Written by Eisner Award-nominated writer Simon Spurrier (The Spire, X-Men Legacy) and illustrated by breakout talent Jonas Goonface, Godshaper introduces a vast world where there’s a god for every person and a person for every god…though for Ennay, unfortunately exceptions may apply. People like him are Godshapers, godless social pariahs with the ability to mold and shape the gods of others. Paired with Bud, an off-kilter but affectionate god without a human, the two travel from town to town looking for shelter, a hot meal, and the next paying rock ‘n’ roll gig.
When it comes to originality in anything from comics to movies, we just don’t see a whole lot of them. At least, not a lot that strongly stand out as something truly unique. The first issue of Godshaper looks like it wants to introduce us to one of the few good exceptions of late.
1958. Science fails, in which electricity and technology in general just disappears. In its place, most everyone has their own personal god who both provide products and the currency to buy them. Ennay is not one of the “most”, and instead is a Godshaper, able to change appearances and powers of gods like clay. With his humanless god friend Bud, the pair con the rich just to survive. But when a former military woman asks for his help, their lives may be completely changed.
The stage this story sets is wonderfully lit by the artwork that shows us this new world. It’s not even just the lineart, particularly all the creative designs of the gods that you’ll love. All of the luscious colors all along the pastel rainbow take the pages to another level.
This new title has a lot going for it, which isn’t something you easily say from one issue. The story and certainly the art have already given us a lot to feel good about. Be it from your ATM or your personal god, go out and spend some sort of currency on this book.

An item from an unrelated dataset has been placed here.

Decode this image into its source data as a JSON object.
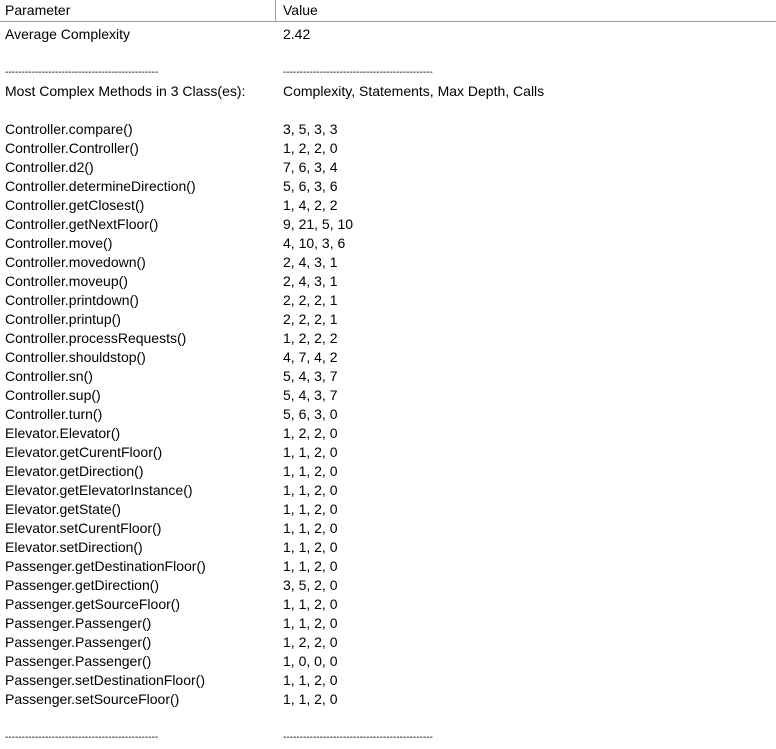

For more on Godshaper or other Boom titles, check out Boom! Studios.
Geek-o-Rama received a copy of this book for the purpose of this review. All thoughts, comments and opinions are those of the individual reviewer.